Every time the winter season comes along, among the main queries of prospective solar energy users ask how the cold weather will affect the performance of their solar panels. That said, a productivity hit may occur because of three factors that seem to limit efficiency:
- Snow Coverage
- Low Temperatures
- Reduced Sunlight
While all three of those factors could have an effect on your panels, the outcomes aren’t what you’d predict. When those environmental patterns occur during the winter season, here’s what you need to know.
Snow will reduce the effectiveness of your solar panels for a period of time, but it is a temporary issue that will resolve itself in a few weeks.
Before you begin to see a reduction in your solar panel performance, you’ll notice a decrease in efficiency due to the cover that protects you from snow clouds. If your roof is facing south or east, or your panels are mounted on the ground, more light does not penetrate the roof than it does the ground.
Luckily, the panels are protected from snow accumulation thanks to their inherent design. Another important consideration to bear in mind is using snow guards for your panels.
In most cases, you should expect cold temperatures to be fine for electronics. That said, your solar panels don’t need heat to generate electricity.
In order for the solar panels to work, what they require is light. Although the surface of these panels is generally dark in color, that surface does not heat up when absorbing sunlight. Furthermore, any excess heat might even have an adverse effect on your solar panel’s performance.
Moreover, the cold temperatures have the added benefit of increasing the overall quality of energy transmission from the main panel to the wirework supporting it. The colder temperatures can make for a temporary boost in efficiency even though there is no snow on the ground, simply because it’s easier to move the snow and you’re also able to do so with less wasted energy.
The last general question for winter productivity is that the sunshine is less direct in the winter than it is in the summer. It’s understandable that this lower-intensity type of sunlight will have an effect on efficiency.

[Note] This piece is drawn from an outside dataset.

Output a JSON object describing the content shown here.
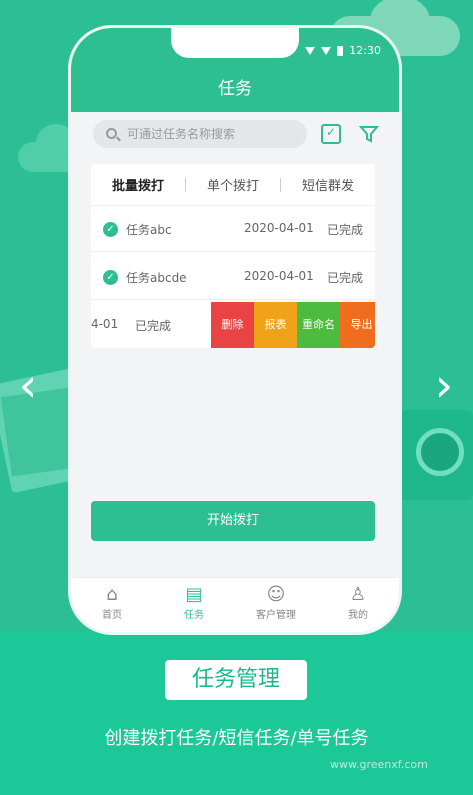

However, the better design of these devices is another important factor in their performance. Solar panels were less popular in the past only because they were substantially less effective than current designs.
In conclusion, your solar panels will almost certainly do just as well during the winter months as they would during the summertime. In fact, you may find that in your current location, your panels may even perform slightly better during the colder season.